Extracted material:
§ §

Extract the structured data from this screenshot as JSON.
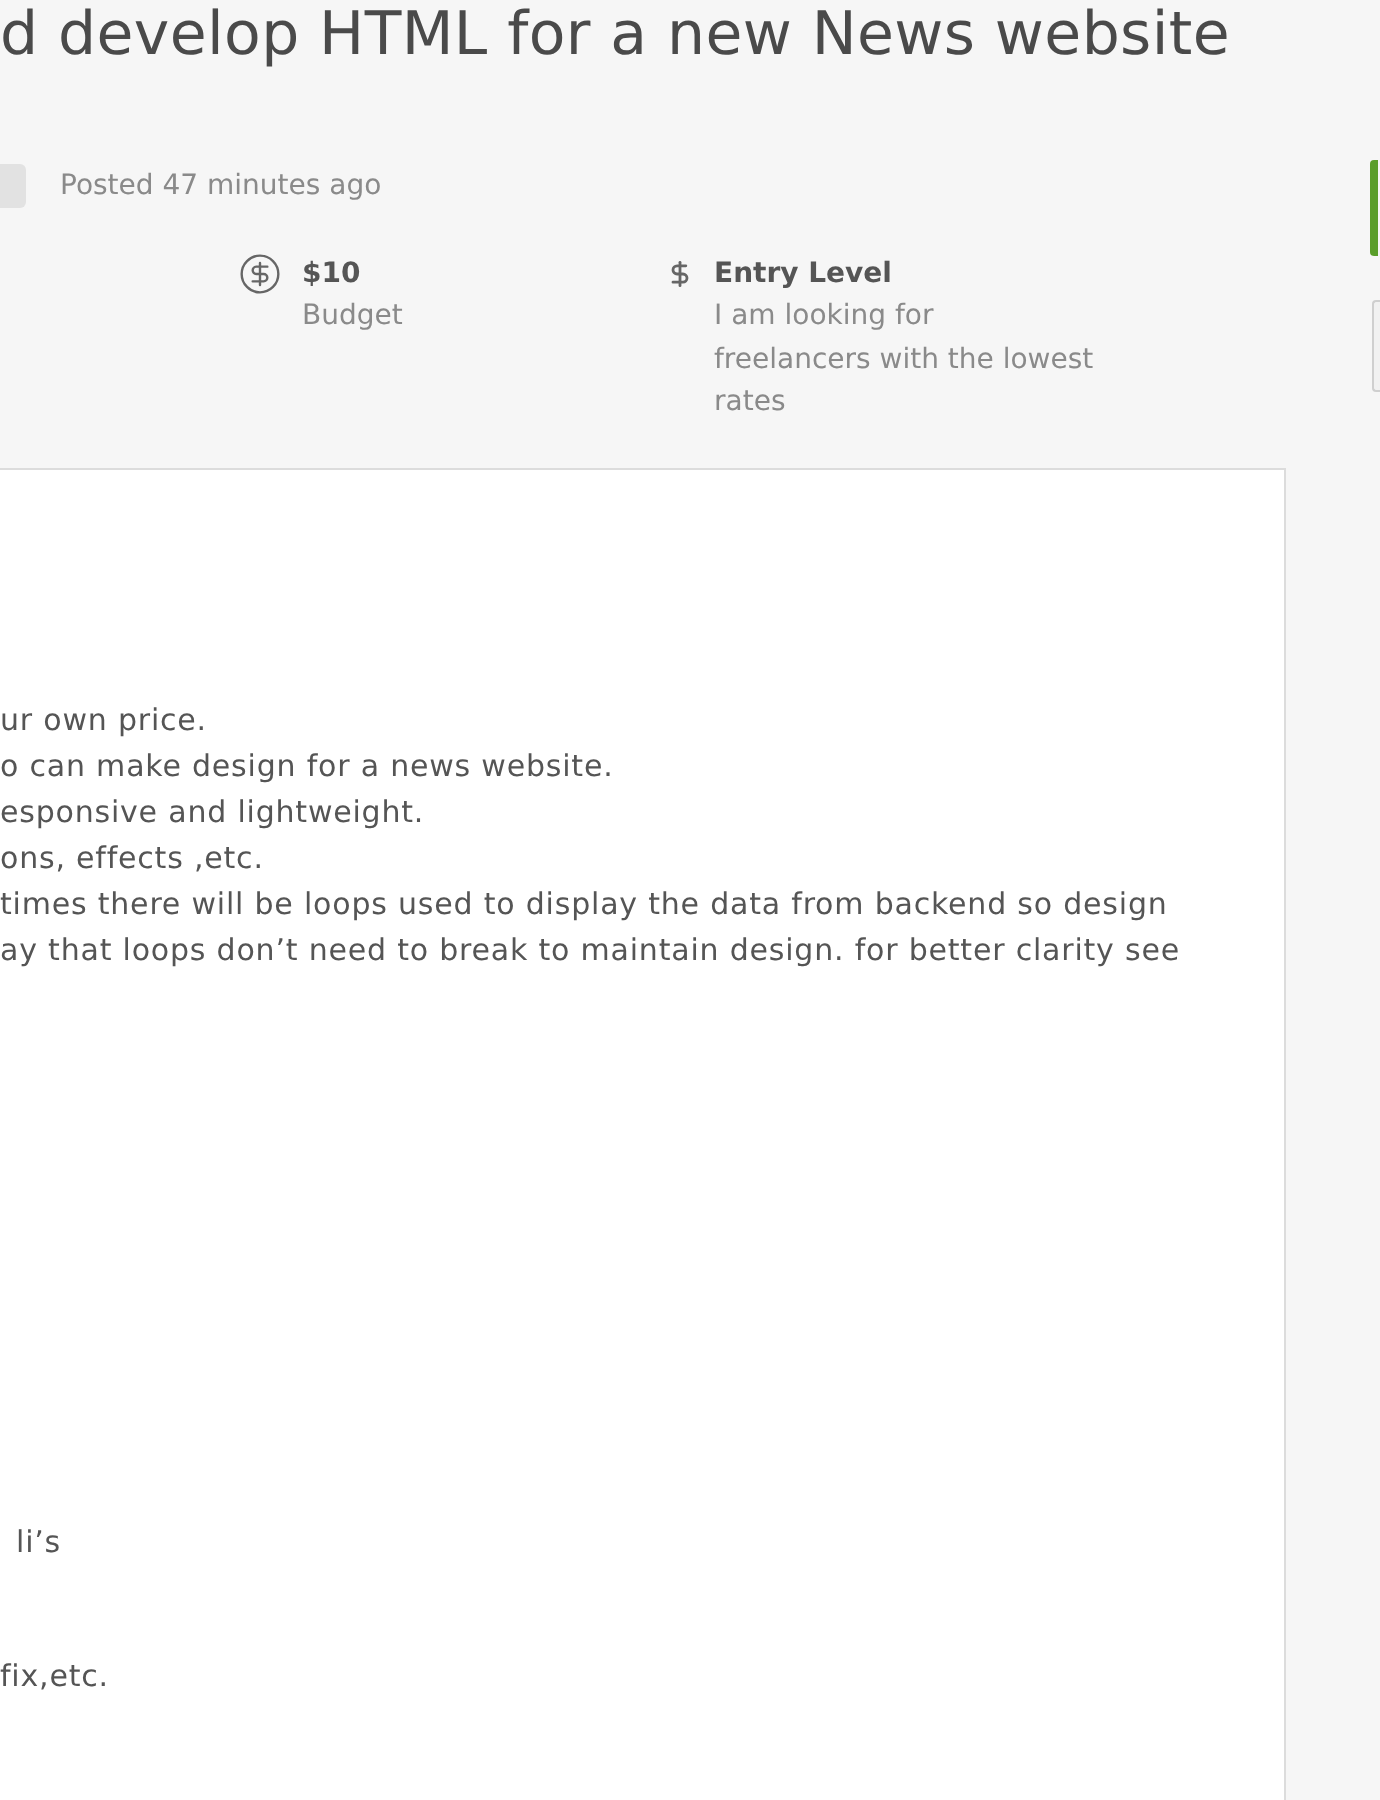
{
  "job": {
    "title": "d develop HTML for a new News website",
    "posted": "Posted 47 minutes ago"
  },
  "stats": [
    {
      "kind": "budget",
      "value": "$10",
      "label": "Budget"
    },
    {
      "kind": "level",
      "value": "Entry Level",
      "label": "I am looking for freelancers with the lowest rates"
    }
  ],
  "description": [
    {
      "lines": [
        "ur own price.",
        "o can make design for a news website.",
        "esponsive and lightweight.",
        "ons, effects ,etc.",
        "times there will be loops used to display the data from backend so design",
        "ay that loops don’t need to break to maintain design. for better clarity see"
      ]
    },
    {
      "lines": [
        "li’s"
      ]
    },
    {
      "lines": [
        "fix,etc."
      ]
    }
  ]
}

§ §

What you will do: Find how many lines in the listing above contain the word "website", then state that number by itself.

Completed task: 2